Give back the full set of entries that follows, exactly as written.

Component data from apps and pages:
·····

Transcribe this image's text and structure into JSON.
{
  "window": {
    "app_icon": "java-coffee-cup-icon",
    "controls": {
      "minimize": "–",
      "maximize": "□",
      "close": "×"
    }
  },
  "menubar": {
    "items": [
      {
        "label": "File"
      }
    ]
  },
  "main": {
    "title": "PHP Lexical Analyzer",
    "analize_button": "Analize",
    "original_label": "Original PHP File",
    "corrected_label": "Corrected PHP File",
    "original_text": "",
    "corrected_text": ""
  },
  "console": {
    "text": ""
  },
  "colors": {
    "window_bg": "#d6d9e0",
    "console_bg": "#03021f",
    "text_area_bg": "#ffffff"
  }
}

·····

■ YOUR SOLUTION ■
Transcribe this image's text and structure into JSON.
{
  "window": {
    "app_icon": "java-coffee-cup-icon",
    "controls": {
      "minimize": "–",
      "maximize": "□",
      "close": "×"
    }
  },
  "menubar": {
    "items": [
      {
        "label": "File"
      }
    ]
  },
  "main": {
    "title": "PHP Lexical Analyzer",
    "analize_button": "Analize",
    "original_label": "Original PHP File",
    "corrected_label": "Corrected PHP File",
    "original_text": "",
    "corrected_text": ""
  },
  "console": {
    "text": ""
  },
  "colors": {
    "window_bg": "#d6d9e0",
    "console_bg": "#03021f",
    "text_area_bg": "#ffffff"
  }
}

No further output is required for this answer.